This was one of the first books I read this year, and it got the year off to a good start, even though that seems odd considering that it’s a book about hospice and palliative care. After she was a midwife, Jennifer Worth, the author of the “Call the Midwife” books, left midwifery and went into end-of-life nursing. This is her book about that field of nursing. It was a very thoughtful and thought-provoking examination into how we treat death and dying. She talks about how in times past, people died of “old age” and were left in relative peace to do so, but how in the modern era, everything is treated as an illness that must be cured, despite the fact that sometimes the cure is worse than the disease. She shares stories of some of her patients and their experiences in hospice as the end drew near, and does so with compassion. I also thought her section on assisted death was rather prescient considering the epidemic of medically assisted suicide here in Canada, and the wake of grief many loved ones face when people opt for assisted death. I really wish that I had recorded some of her quotes, because she has a good way of putting things. I might need to get this one out of the library again.

the blue castle book cover

The Blue Castle by L.M. Montgomery

The final one on this list, is my favourite book by L.M. Montgomery. And that is saying a lot because I love so many of her stories! However, this one featuring a “spinster” heroine is not just my favourite of hers, but also one of my favourite books of all time. I read it first about four years ago, and have re-read it a couple of times since then. I did this year because I told my mom to read it, and then after she was done I had to refresh my memory so we could talk about it together (and laugh at the funny characters and situations). I read a biography of Montgomery a few years ago and discovered that most of her books were written about real places and based on her own experiences. While the story is not based on her life, the setting of the story, the Muskoka region of Ontario, is based on a trip she took to Bala, Ontario in the summer of 1922. I love this story; it’s one of those that you simultaneously don’t want to end, but also want to find out the ending! I rate it 6 out of 5 stars.

Well, there is my list for this year! I’m already looking forward to next year’s list of books, and planning which ones to order from the library or pull from my shelf. And I’d like to branch out into some other topics, as I seem to have gotten into a rut with WWII! Some that I’ve got on my list for 2023 are David Copperfield by Charles Dickens, (that will be an audiobook), The Seamstress by Allison Pittman, a biography of Laura Ingalls Wilder, The Slave Trade by Hugh Thomas and, as always, a few Agatha Christie murders thrown in for good measure! I really enjoyed this post, about reading a book a week. While I can’t quite do that, since I get a lot of my books from the library and have to wait for them to come in via inter-library-loan, I am still planning a list of books to request, and then will fill in the gaps with ones I already own. While I still did read a lot this year, I also opted to read on the internet a lot more than I read physical books, which is something I’d like to change for the next year.

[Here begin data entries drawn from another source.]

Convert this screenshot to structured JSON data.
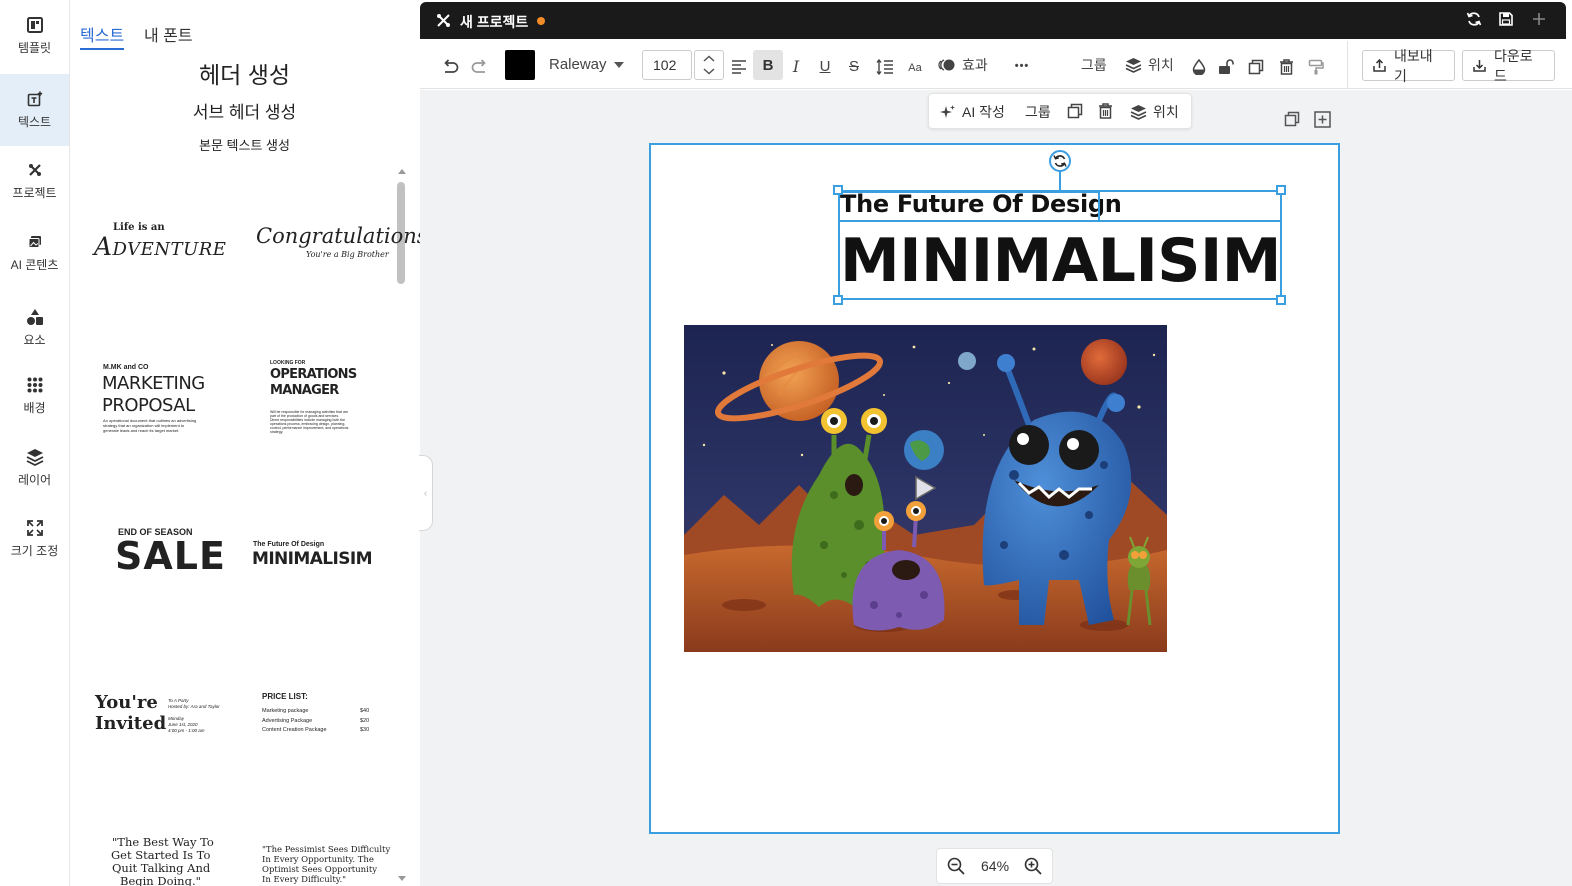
{
  "rail": {
    "items": [
      {
        "label": "템플릿",
        "icon": "template-icon"
      },
      {
        "label": "텍스트",
        "icon": "text-add-icon"
      },
      {
        "label": "프로젝트",
        "icon": "project-icon"
      },
      {
        "label": "AI 콘텐츠",
        "icon": "ai-content-icon"
      },
      {
        "label": "요소",
        "icon": "elements-icon"
      },
      {
        "label": "배경",
        "icon": "background-grid-icon"
      },
      {
        "label": "레이어",
        "icon": "layers-icon"
      },
      {
        "label": "크기 조정",
        "icon": "resize-icon"
      }
    ]
  },
  "panel": {
    "tabs": [
      "텍스트",
      "내 폰트"
    ],
    "add_header": "헤더 생성",
    "add_subheader": "서브 헤더 생성",
    "add_body": "본문 텍스트 생성",
    "templates": {
      "adventure": {
        "small": "Life is an",
        "big": "Adventure"
      },
      "congrats": {
        "big": "Congratulations!",
        "small": "You're a Big Brother"
      },
      "marketing": {
        "kicker": "M.MK and CO",
        "line1": "MARKETING",
        "line2": "PROPOSAL",
        "body1": "An operational document that outlines an advertising",
        "body2": "strategy that an organization will implement to",
        "body3": "generate leads and reach its target market."
      },
      "operations": {
        "kicker": "LOOKING FOR",
        "line1": "OPERATIONS",
        "line2": "MANAGER",
        "body1": "Will be responsible for managing activities that are",
        "body2": "part of the production of goods and services.",
        "body3": "Direct responsibilities include managing both the",
        "body4": "operations process, embracing design, planning,",
        "body5": "control, performance improvement, and operations",
        "body6": "strategy."
      },
      "sale": {
        "kicker": "END OF SEASON",
        "big": "SALE"
      },
      "minimal": {
        "kicker": "The Future Of Design",
        "big": "MINIMALISIM"
      },
      "invited": {
        "line1": "You're",
        "line2": "Invited",
        "d1": "To A Party",
        "d2": "Hosted by: Ara and Taylor",
        "d3": "Monday",
        "d4": "June 1st, 2020",
        "d5": "4:00 pm - 1:00 am"
      },
      "price": {
        "title": "PRICE LIST:",
        "rows": [
          {
            "name": "Marketing package",
            "price": "$40"
          },
          {
            "name": "Advertising Package",
            "price": "$20"
          },
          {
            "name": "Content Creation Package",
            "price": "$30"
          }
        ]
      },
      "quote1": {
        "l1": "\"The Best Way To",
        "l2": "Get Started Is To",
        "l3": "Quit Talking And",
        "l4": "Begin Doing.\""
      },
      "quote2": {
        "l1": "\"The Pessimist Sees Difficulty",
        "l2": "In Every Opportunity. The",
        "l3": "Optimist Sees Opportunity",
        "l4": "In Every Difficulty.\""
      }
    }
  },
  "topbar": {
    "title": "새 프로젝트",
    "unsaved_color": "#f28c28",
    "icons": [
      "sync-icon",
      "save-icon",
      "plus-icon"
    ]
  },
  "toolbar": {
    "font": "Raleway",
    "font_size": "102",
    "text_color": "#000000",
    "bold_label": "B",
    "italic_label": "I",
    "underline_label": "U",
    "strike_label": "S",
    "case_label": "Aa",
    "effects_label": "효과",
    "more_label": "•••",
    "group_label": "그룹",
    "position_label": "위치",
    "export_label": "내보내기",
    "download_label": "다운로드"
  },
  "float_bar": {
    "ai_label": "AI 작성",
    "group_label": "그룹",
    "position_label": "위치"
  },
  "canvas": {
    "subtitle": "The Future Of Design",
    "title": "MINIMALISIM",
    "accent": "#3a9ee0"
  },
  "zoom": {
    "level": "64%"
  }
}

What books did you enjoy reading this year? Do you have a list of to-be-read books for 2023, or do you just plan to read as you come across something that interests you?